• **AIM OF THE TASK**: Retrieve every line from the records in which the word "Download" occurs.
=== RECORDS TO PROCESS ===
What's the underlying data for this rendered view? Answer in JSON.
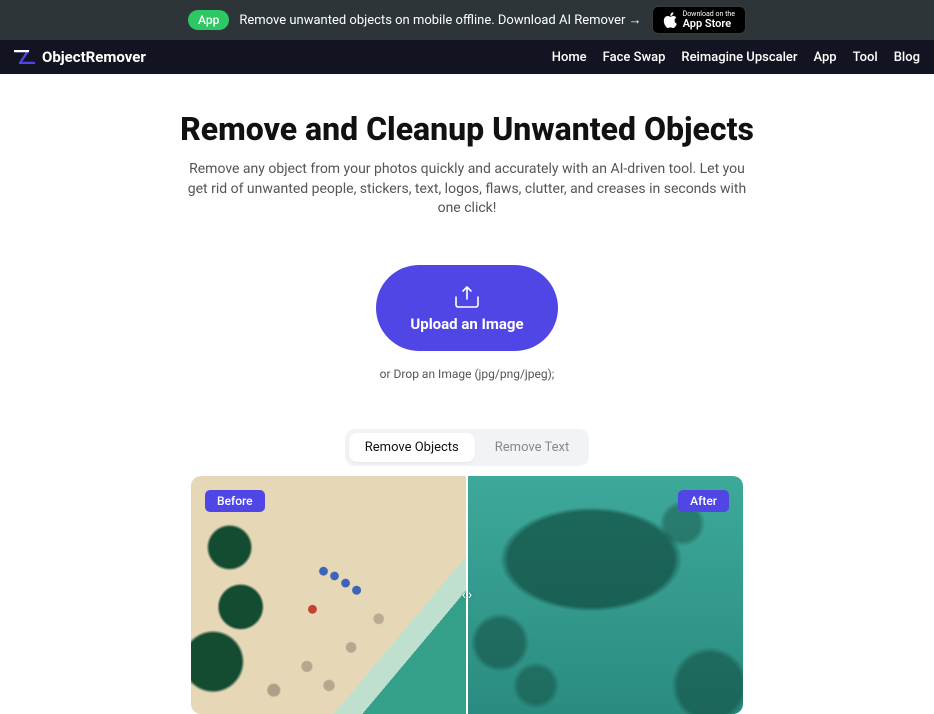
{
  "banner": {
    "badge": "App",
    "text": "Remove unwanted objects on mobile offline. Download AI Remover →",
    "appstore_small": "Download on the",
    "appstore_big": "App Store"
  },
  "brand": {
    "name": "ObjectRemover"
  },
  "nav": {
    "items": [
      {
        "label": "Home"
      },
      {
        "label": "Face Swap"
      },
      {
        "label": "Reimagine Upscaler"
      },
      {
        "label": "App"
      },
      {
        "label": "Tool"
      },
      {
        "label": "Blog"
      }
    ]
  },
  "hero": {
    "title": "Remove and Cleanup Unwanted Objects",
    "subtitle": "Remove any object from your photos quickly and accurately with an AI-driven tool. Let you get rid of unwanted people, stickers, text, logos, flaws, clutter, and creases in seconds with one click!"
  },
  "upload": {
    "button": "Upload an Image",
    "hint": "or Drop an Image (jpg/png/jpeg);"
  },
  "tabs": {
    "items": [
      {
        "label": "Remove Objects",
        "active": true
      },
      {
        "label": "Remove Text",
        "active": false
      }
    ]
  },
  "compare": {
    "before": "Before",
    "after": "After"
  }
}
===
• **ANSWER SECTION**:
    "text": "Remove unwanted objects on mobile offline. Download AI Remover →",
    "appstore_small": "Download on the",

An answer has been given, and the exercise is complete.